Start of The data
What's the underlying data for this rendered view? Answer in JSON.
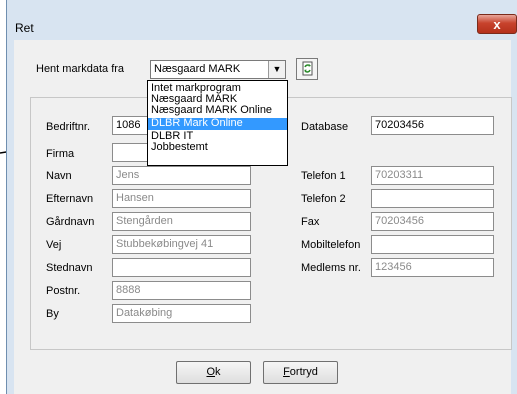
{
  "window": {
    "title": "Ret",
    "close_glyph": "x"
  },
  "source": {
    "label": "Hent markdata fra",
    "selected": "Næsgaard MARK",
    "options": [
      "Intet markprogram",
      "Næsgaard MARK",
      "Næsgaard MARK Online",
      "DLBR Mark Online",
      "DLBR IT",
      "Jobbestemt"
    ],
    "highlighted_index": 3,
    "refresh_icon": "refresh-icon"
  },
  "fields": {
    "bedriftnr": {
      "label": "Bedriftnr.",
      "value": "1086"
    },
    "firma": {
      "label": "Firma",
      "value": ""
    },
    "navn": {
      "label": "Navn",
      "value": "Jens"
    },
    "efternavn": {
      "label": "Efternavn",
      "value": "Hansen"
    },
    "gaardnavn": {
      "label": "Gårdnavn",
      "value": "Stengården"
    },
    "vej": {
      "label": "Vej",
      "value": "Stubbekøbingvej 41"
    },
    "stednavn": {
      "label": "Stednavn",
      "value": ""
    },
    "postnr": {
      "label": "Postnr.",
      "value": "8888"
    },
    "by": {
      "label": "By",
      "value": "Datakøbing"
    },
    "database": {
      "label": "Database",
      "value": "70203456"
    },
    "telefon1": {
      "label": "Telefon 1",
      "value": "70203311"
    },
    "telefon2": {
      "label": "Telefon 2",
      "value": ""
    },
    "fax": {
      "label": "Fax",
      "value": "70203456"
    },
    "mobiltelefon": {
      "label": "Mobiltelefon",
      "value": ""
    },
    "medlemsnr": {
      "label": "Medlems nr.",
      "value": "123456"
    }
  },
  "buttons": {
    "ok_mnemonic": "O",
    "ok_rest": "k",
    "cancel_mnemonic": "F",
    "cancel_rest": "ortryd"
  }
}
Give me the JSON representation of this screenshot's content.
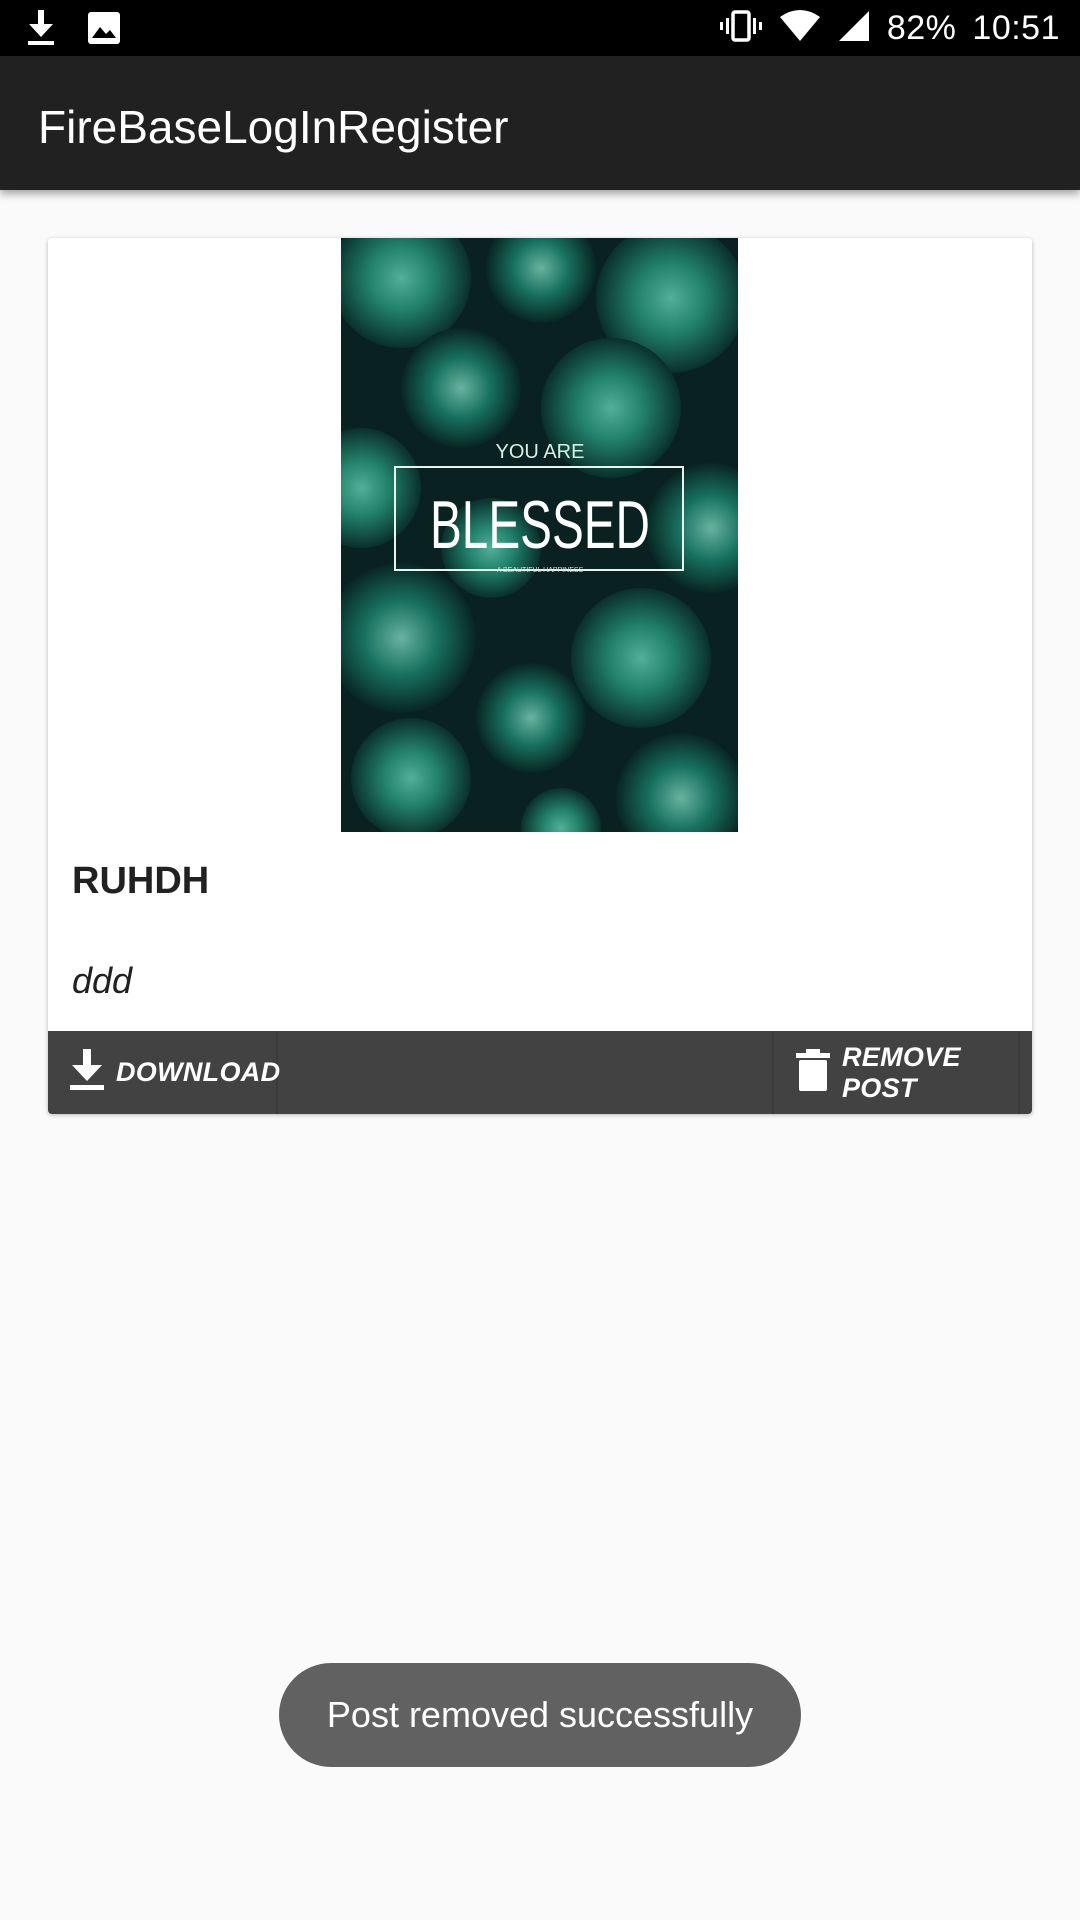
{
  "status_bar": {
    "battery_percent": "82%",
    "time": "10:51",
    "icons": [
      "download-icon",
      "image-icon",
      "vibrate-icon",
      "wifi-icon",
      "signal-icon"
    ]
  },
  "app_bar": {
    "title": "FireBaseLogInRegister",
    "background_color": "#212121"
  },
  "post": {
    "image_icon": "succulent-photo",
    "image_text_small": "YOU ARE",
    "image_text_large": "BLESSED",
    "image_text_caption": "A BEAUTIFUL HAPPINESS",
    "title": "RUHDH",
    "description": "ddd",
    "actions": {
      "download_label": "DOWNLOAD",
      "remove_label": "REMOVE POST"
    },
    "action_bar_color": "#424242"
  },
  "toast": {
    "message": "Post removed successfully"
  }
}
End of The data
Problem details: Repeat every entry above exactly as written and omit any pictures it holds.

Problem solution:
What's the underlying data for this rendered view? Answer in JSON.
{
  "window": {
    "title": "Ret",
    "close_glyph": "x"
  },
  "source": {
    "label": "Hent markdata fra",
    "selected": "Næsgaard MARK",
    "options": [
      "Intet markprogram",
      "Næsgaard MARK",
      "Næsgaard MARK Online",
      "DLBR Mark Online",
      "DLBR IT",
      "Jobbestemt"
    ],
    "highlighted_index": 3,
    "refresh_icon": "refresh-icon"
  },
  "fields": {
    "bedriftnr": {
      "label": "Bedriftnr.",
      "value": "1086"
    },
    "firma": {
      "label": "Firma",
      "value": ""
    },
    "navn": {
      "label": "Navn",
      "value": "Jens"
    },
    "efternavn": {
      "label": "Efternavn",
      "value": "Hansen"
    },
    "gaardnavn": {
      "label": "Gårdnavn",
      "value": "Stengården"
    },
    "vej": {
      "label": "Vej",
      "value": "Stubbekøbingvej 41"
    },
    "stednavn": {
      "label": "Stednavn",
      "value": ""
    },
    "postnr": {
      "label": "Postnr.",
      "value": "8888"
    },
    "by": {
      "label": "By",
      "value": "Datakøbing"
    },
    "database": {
      "label": "Database",
      "value": "70203456"
    },
    "telefon1": {
      "label": "Telefon 1",
      "value": "70203311"
    },
    "telefon2": {
      "label": "Telefon 2",
      "value": ""
    },
    "fax": {
      "label": "Fax",
      "value": "70203456"
    },
    "mobiltelefon": {
      "label": "Mobiltelefon",
      "value": ""
    },
    "medlemsnr": {
      "label": "Medlems nr.",
      "value": "123456"
    }
  },
  "buttons": {
    "ok_mnemonic": "O",
    "ok_rest": "k",
    "cancel_mnemonic": "F",
    "cancel_rest": "ortryd"
  }
}
Give me the JSON representation of this screenshot's content.
{
  "status_bar": {
    "battery_percent": "82%",
    "time": "10:51",
    "icons": [
      "download-icon",
      "image-icon",
      "vibrate-icon",
      "wifi-icon",
      "signal-icon"
    ]
  },
  "app_bar": {
    "title": "FireBaseLogInRegister",
    "background_color": "#212121"
  },
  "post": {
    "image_icon": "succulent-photo",
    "image_text_small": "YOU ARE",
    "image_text_large": "BLESSED",
    "image_text_caption": "A BEAUTIFUL HAPPINESS",
    "title": "RUHDH",
    "description": "ddd",
    "actions": {
      "download_label": "DOWNLOAD",
      "remove_label": "REMOVE POST"
    },
    "action_bar_color": "#424242"
  },
  "toast": {
    "message": "Post removed successfully"
  }
}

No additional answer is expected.